[Data about app and page elements]
════════

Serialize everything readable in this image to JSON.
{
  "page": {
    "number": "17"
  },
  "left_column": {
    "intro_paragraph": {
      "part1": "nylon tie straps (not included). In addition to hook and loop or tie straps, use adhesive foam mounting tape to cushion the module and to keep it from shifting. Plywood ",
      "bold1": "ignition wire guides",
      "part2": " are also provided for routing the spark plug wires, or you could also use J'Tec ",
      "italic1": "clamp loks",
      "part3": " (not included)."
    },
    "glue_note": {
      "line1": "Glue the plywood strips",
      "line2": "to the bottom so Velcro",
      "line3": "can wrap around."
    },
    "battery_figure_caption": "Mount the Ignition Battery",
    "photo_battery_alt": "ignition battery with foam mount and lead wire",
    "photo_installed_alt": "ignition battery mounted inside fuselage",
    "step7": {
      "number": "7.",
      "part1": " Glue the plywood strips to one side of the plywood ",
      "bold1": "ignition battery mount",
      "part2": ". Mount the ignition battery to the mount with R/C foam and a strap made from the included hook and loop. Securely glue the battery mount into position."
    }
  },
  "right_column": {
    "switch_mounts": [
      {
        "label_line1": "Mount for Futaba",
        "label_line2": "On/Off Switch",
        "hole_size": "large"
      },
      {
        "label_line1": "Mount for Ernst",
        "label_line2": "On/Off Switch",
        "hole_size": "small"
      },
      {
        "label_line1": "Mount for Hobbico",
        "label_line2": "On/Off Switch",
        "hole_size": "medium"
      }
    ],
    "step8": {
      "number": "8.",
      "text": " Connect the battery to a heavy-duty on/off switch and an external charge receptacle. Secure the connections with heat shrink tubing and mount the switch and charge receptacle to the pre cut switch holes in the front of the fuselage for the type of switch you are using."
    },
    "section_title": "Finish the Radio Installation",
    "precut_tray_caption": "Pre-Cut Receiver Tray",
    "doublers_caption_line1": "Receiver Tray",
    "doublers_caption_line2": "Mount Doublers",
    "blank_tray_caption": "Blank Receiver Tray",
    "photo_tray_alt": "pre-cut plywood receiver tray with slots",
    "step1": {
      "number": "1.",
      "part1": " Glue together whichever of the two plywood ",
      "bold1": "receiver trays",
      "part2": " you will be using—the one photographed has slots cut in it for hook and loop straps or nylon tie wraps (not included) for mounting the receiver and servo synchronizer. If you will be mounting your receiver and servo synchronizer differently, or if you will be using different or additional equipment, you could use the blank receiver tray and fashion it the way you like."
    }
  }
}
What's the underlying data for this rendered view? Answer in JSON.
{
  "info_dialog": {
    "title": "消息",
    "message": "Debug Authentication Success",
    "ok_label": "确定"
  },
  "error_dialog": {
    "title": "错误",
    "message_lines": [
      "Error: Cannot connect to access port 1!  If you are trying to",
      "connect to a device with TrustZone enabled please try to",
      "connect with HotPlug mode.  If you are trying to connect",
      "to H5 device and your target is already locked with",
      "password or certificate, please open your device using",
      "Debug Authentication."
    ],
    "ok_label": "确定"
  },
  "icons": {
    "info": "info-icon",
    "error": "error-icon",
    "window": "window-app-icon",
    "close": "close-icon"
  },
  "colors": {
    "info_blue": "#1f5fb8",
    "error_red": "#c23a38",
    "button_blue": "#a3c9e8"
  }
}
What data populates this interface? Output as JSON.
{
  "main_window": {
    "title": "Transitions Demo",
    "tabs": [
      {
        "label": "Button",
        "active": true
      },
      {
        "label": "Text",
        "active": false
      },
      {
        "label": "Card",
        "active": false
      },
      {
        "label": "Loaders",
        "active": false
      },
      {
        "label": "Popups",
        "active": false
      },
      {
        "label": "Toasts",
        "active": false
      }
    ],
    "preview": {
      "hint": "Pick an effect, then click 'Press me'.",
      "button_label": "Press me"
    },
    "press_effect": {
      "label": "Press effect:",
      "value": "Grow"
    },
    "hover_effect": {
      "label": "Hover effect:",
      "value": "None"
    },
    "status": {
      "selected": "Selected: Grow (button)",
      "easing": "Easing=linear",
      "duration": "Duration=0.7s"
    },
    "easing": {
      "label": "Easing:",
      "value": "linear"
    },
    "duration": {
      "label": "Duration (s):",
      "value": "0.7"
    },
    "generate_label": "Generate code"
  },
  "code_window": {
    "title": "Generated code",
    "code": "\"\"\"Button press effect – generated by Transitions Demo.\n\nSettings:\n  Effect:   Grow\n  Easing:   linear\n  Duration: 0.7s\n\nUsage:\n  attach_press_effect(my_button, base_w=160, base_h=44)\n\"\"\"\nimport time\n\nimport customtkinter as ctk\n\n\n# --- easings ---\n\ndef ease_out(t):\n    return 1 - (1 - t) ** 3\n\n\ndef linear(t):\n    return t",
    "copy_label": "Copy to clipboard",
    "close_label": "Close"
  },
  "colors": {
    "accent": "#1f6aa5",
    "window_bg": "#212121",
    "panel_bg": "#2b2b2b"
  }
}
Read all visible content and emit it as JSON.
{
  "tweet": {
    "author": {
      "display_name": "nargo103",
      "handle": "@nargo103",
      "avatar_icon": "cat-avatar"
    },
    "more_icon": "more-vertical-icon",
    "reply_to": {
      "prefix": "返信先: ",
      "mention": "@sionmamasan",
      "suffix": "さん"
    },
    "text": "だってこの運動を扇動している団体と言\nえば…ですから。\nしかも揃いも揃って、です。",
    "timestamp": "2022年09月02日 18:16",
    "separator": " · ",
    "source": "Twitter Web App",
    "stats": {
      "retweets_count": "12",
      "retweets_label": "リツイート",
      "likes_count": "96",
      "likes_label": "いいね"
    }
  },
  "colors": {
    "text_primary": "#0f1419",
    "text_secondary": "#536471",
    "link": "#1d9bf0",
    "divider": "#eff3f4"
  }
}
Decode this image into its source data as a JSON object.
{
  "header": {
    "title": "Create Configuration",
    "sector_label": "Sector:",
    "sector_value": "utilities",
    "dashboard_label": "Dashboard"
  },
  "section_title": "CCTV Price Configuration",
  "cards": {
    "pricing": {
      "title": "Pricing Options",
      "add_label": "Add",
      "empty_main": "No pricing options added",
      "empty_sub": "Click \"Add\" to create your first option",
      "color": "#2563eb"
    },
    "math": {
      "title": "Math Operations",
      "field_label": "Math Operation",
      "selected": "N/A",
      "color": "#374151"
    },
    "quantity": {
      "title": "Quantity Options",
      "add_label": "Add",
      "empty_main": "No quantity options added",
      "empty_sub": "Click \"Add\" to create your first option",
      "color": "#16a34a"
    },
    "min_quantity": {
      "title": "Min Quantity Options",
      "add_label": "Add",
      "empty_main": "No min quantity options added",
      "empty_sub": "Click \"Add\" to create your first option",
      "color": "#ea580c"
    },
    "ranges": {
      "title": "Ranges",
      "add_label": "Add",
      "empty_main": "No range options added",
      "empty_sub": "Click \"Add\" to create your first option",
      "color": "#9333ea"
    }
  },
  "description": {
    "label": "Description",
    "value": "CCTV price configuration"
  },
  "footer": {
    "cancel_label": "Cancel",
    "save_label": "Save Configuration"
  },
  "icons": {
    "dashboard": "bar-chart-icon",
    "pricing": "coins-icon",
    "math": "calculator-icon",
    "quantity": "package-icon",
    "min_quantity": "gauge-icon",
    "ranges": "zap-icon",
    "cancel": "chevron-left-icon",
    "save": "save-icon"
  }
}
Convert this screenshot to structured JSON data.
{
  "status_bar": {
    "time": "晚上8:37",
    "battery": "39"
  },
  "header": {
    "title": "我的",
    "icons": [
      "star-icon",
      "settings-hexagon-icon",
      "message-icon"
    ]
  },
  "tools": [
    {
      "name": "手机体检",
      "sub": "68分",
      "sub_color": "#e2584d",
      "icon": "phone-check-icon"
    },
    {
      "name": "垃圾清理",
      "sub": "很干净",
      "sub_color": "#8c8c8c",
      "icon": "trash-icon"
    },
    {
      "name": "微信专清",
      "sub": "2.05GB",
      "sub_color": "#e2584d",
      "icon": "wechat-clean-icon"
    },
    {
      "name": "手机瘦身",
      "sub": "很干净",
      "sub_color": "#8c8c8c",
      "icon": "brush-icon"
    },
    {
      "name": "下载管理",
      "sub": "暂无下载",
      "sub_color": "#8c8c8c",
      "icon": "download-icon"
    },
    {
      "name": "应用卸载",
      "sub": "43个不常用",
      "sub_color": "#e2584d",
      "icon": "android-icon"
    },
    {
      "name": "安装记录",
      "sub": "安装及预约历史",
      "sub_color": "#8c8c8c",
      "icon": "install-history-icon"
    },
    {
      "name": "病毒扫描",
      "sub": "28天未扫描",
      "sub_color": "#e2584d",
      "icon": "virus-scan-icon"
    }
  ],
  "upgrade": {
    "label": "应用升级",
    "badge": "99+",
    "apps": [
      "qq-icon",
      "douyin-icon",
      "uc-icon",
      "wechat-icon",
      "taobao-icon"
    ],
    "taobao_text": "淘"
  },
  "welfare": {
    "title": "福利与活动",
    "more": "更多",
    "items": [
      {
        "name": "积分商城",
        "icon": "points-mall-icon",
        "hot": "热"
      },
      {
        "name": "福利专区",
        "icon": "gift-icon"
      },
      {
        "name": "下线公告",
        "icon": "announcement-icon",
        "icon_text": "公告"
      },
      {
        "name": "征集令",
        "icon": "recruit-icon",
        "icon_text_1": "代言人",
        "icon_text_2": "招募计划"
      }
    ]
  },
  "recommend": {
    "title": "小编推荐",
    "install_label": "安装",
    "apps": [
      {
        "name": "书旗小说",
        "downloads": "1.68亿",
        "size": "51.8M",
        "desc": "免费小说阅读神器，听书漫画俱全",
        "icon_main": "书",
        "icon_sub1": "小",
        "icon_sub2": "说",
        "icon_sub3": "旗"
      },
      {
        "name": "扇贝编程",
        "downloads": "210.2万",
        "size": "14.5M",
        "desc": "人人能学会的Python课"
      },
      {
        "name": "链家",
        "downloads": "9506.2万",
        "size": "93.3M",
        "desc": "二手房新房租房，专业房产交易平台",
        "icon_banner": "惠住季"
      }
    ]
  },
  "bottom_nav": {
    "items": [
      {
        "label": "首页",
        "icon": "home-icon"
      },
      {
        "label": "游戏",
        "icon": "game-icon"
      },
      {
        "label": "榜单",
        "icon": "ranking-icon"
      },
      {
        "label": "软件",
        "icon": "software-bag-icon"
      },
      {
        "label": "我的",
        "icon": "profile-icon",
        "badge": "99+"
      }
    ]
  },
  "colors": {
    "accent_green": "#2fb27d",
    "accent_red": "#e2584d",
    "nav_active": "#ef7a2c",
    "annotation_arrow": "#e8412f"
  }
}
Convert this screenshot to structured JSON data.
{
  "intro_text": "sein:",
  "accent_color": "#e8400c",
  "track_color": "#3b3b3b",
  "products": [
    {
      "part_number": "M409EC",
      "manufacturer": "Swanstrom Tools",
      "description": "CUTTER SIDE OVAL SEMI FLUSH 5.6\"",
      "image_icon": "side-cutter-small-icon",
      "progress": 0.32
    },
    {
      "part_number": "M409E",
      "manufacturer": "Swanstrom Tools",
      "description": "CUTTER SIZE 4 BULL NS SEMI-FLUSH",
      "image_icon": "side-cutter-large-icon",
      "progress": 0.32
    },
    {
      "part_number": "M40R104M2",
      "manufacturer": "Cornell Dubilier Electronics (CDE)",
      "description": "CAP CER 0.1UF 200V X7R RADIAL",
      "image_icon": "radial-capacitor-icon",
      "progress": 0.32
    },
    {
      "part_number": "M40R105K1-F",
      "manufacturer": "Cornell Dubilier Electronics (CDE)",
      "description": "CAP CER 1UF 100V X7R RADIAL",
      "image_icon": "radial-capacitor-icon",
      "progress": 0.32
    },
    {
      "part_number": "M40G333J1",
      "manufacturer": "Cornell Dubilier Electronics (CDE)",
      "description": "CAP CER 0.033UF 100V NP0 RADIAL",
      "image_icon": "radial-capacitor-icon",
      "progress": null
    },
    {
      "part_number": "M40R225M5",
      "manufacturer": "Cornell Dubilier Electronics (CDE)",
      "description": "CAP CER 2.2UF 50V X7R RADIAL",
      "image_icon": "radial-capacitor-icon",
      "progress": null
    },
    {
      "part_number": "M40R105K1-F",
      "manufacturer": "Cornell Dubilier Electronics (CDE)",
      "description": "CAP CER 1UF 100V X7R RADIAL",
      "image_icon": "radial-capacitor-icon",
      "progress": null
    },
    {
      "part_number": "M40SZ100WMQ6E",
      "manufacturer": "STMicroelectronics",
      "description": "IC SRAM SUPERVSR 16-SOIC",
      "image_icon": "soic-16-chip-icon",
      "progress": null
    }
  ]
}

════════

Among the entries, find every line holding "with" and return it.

    "photo_battery_alt": "ignition battery with foam mount and lead wire",
      "part2": ". Mount the ignition battery to the mount with R/C foam and a strap made from the included hook and loop. Securely glue the battery mount into position."
      "text": " Connect the battery to a heavy-duty on/off switch and an external charge receptacle. Secure the connections with heat shrink tubing and mount the switch and charge receptacle to the pre cut switch holes in the front of the fuselage for the type of switch you are using."
    "photo_tray_alt": "pre-cut plywood receiver tray with slots",
      "connect to a device with TrustZone enabled please try to",
      "connect with HotPlug mode.  If you are trying to connect",
      "to H5 device and your target is already locked with",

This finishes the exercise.